Rachel Hodge is a single mother of two daughters, works full time at a hospital, and is studying for a bachelor’s in social work to her career advancement.
With no family near her, Hodge cares for her two daughters, ages 5 and 11 — alone — while paying the bills, cooking the meals, and doing the laundry.
“You have to push yourself … if you want to be able to get where you want to be,” Hodge said.
However, when her daughter’s schools in Newark, New Jersey, announced the near-inevitable — that learning for fall would be online to counter the coronavirus pandemic — something had to give.
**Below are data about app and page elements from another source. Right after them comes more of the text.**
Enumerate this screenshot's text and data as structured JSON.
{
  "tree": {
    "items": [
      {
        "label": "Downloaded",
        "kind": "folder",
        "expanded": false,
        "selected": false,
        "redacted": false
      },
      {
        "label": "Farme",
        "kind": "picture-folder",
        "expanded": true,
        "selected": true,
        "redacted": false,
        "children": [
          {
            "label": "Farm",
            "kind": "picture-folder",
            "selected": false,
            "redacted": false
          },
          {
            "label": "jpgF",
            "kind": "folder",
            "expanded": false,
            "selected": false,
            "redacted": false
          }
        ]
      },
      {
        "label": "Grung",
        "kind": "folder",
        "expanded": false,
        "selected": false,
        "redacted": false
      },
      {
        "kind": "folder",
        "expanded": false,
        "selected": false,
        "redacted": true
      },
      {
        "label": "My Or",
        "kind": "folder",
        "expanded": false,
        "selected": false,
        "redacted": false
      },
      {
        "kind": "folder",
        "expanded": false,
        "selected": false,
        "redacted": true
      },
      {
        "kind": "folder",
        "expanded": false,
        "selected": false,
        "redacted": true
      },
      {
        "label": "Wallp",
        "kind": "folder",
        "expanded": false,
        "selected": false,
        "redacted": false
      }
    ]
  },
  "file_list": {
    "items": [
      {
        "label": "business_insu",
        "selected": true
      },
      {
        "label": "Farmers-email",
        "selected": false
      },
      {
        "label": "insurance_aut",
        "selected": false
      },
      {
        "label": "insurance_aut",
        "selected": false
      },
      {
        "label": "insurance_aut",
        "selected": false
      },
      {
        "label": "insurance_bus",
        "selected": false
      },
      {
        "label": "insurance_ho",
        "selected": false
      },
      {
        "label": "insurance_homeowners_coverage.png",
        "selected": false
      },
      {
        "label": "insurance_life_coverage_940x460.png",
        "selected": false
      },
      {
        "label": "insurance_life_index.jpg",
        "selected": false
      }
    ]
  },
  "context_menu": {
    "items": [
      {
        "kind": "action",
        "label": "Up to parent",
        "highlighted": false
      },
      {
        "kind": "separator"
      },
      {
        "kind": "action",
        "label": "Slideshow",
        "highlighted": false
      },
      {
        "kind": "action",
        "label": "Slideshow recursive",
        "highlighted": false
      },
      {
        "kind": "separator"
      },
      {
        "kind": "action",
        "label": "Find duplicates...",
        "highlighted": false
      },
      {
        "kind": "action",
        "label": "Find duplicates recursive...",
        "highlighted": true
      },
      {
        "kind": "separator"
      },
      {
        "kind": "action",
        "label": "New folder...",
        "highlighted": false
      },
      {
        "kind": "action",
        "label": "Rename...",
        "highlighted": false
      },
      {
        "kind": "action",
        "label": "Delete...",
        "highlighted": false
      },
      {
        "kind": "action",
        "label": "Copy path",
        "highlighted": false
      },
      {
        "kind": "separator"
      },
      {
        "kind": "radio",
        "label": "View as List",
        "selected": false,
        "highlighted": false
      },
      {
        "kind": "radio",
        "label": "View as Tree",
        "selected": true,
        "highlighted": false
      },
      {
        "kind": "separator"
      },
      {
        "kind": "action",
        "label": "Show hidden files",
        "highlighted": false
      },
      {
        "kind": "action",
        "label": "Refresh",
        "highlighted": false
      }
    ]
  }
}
Gianna, 11, would have the maturity and ability to focus on online classes, but that was going to be impossible for Vanessa, 5, a kindergartener. Her daycare would not have the support and quiet that a young kid would need.
Hodge said in a CNN report that she was direct with the teachers at Vanessa’s KIPP charter school that there would be days when she would not be in class.
Hodge did what she could to try to catch Vanessa up at night, but the 5-year-old could only attend the critical first year of school on her days off.
“I really didn’t know how I was going to do this,” Hodge said. “I was upset with myself that I had to sacrifice her education so I could be able to work.”
It’s not the in-person classroom learning that teachers, children, and parents yearn for, but Hodge said she sees the students forming relationships as well as learning their numbers and ABCs all critical parts of kindergarten.
Night classes for both Hodge and her daughter means more scheduling and prioritizing but she is happy that her younger daughter understands you’re supposed to go to school every day.
“It’s been really hard doing this on my own and working in the hospital, trying to make ends meet and being able to go to school to further my education,” Hodge said. “I’m very fortunate that she’s able to have a school that puts parents at top-notch of priorities.”